Entries from a dataset of interfaces
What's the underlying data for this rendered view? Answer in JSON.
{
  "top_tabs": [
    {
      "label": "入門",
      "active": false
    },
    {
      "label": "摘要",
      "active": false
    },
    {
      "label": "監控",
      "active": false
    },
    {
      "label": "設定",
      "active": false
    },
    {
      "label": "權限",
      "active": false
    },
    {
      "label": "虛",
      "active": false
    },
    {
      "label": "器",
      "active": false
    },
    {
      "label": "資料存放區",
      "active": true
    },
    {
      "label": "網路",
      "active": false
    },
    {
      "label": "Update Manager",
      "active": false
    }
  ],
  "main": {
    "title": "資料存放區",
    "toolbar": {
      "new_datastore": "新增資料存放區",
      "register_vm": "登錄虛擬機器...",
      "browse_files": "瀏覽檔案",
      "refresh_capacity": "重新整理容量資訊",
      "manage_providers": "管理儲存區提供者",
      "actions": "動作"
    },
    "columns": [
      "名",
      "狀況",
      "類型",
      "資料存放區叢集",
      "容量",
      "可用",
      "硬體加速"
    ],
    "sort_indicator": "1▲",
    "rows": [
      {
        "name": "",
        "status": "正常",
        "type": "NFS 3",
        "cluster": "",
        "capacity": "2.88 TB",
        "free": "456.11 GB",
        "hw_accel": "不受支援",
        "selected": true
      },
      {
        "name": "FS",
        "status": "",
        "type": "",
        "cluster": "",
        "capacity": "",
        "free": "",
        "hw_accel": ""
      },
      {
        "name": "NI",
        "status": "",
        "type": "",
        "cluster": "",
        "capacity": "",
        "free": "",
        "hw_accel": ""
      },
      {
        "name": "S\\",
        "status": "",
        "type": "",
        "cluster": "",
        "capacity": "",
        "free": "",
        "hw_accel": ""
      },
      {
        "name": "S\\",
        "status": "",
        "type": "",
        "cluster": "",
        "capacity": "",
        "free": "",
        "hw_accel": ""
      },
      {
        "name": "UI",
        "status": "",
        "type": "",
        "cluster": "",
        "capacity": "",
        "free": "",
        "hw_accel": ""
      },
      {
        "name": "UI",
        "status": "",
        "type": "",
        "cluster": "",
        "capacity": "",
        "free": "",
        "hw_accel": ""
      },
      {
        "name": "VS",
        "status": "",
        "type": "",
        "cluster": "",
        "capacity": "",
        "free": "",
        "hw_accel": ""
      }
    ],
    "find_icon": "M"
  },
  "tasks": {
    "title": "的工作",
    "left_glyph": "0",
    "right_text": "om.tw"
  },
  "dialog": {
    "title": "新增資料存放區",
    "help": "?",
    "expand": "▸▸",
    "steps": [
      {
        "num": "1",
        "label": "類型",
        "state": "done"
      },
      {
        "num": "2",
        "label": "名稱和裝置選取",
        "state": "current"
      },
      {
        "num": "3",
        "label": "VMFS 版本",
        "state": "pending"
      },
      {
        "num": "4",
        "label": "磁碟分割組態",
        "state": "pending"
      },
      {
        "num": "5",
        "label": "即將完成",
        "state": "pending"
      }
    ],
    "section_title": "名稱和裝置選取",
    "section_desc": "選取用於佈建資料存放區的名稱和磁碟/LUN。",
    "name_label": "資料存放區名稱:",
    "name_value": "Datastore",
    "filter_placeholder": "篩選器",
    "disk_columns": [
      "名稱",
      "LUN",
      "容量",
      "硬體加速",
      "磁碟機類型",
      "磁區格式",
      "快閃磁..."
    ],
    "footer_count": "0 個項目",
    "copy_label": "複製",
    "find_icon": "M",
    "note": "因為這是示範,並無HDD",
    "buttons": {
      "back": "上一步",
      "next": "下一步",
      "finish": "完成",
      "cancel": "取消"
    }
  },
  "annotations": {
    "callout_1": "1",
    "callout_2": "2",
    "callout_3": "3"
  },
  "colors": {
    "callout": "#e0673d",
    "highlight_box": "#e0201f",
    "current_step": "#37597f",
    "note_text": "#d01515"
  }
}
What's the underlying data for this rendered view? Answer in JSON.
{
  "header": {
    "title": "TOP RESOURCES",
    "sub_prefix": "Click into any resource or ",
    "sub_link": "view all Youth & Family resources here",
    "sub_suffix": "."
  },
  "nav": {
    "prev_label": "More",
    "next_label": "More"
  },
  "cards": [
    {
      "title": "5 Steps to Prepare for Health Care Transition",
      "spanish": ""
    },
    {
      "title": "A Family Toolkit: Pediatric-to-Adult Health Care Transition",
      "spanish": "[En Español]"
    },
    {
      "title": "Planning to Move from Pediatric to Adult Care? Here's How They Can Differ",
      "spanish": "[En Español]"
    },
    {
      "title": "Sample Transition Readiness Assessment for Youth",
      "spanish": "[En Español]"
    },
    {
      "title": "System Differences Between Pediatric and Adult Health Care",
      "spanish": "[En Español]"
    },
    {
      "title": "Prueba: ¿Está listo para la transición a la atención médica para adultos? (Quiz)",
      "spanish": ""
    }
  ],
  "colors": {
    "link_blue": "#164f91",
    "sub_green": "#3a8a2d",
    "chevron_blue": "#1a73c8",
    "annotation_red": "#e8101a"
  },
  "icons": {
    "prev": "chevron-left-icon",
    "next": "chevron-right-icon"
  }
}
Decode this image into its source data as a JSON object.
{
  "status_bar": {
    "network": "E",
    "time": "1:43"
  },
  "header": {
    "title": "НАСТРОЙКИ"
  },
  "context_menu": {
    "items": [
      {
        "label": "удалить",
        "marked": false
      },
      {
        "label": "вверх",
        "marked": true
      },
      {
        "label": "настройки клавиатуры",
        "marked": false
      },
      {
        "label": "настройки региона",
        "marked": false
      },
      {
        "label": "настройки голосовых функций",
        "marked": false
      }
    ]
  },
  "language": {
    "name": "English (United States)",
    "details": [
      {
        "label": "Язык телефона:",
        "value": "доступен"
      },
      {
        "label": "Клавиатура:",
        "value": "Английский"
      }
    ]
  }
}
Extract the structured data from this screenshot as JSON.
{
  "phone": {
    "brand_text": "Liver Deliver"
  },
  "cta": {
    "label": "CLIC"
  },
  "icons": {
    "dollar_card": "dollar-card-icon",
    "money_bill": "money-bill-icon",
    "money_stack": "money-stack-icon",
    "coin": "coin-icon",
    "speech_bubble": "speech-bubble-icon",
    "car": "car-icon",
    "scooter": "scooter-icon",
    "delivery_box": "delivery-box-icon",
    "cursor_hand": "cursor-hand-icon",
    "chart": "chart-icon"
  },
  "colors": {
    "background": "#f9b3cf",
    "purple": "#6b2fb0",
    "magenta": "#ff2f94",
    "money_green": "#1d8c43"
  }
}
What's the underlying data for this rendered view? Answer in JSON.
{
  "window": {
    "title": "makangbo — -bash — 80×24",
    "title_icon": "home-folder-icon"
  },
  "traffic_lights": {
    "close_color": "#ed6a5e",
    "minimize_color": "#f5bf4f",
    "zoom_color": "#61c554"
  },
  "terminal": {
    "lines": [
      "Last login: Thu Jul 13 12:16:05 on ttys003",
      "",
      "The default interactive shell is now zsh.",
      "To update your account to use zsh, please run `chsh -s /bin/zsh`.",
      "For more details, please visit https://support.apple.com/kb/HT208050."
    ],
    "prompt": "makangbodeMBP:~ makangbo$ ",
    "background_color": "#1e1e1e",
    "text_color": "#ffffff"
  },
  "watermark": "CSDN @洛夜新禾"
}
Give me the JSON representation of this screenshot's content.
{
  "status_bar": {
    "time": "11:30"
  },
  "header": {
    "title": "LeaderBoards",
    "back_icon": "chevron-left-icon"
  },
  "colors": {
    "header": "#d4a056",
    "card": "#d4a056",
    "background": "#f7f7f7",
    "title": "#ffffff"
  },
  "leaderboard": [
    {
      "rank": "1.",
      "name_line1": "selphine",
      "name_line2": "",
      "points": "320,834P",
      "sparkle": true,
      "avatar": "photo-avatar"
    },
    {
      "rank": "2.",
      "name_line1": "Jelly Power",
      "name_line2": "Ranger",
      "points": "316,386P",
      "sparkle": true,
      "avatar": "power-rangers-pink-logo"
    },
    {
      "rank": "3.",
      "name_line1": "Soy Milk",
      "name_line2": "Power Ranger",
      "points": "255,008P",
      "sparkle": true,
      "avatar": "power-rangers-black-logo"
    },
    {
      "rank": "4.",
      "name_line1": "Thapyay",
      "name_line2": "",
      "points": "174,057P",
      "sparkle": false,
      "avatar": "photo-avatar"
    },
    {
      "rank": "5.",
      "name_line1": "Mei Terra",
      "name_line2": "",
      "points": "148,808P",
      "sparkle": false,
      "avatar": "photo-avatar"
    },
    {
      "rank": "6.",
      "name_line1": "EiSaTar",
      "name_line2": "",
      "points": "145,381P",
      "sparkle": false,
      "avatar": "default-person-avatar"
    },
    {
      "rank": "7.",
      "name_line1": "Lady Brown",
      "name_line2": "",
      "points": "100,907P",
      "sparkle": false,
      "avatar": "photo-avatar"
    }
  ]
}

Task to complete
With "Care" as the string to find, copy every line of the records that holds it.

Task response
      "title": "5 Steps to Prepare for Health Care Transition",
      "title": "A Family Toolkit: Pediatric-to-Adult Health Care Transition",
      "title": "Planning to Move from Pediatric to Adult Care? Here's How They Can Differ",
      "title": "System Differences Between Pediatric and Adult Health Care",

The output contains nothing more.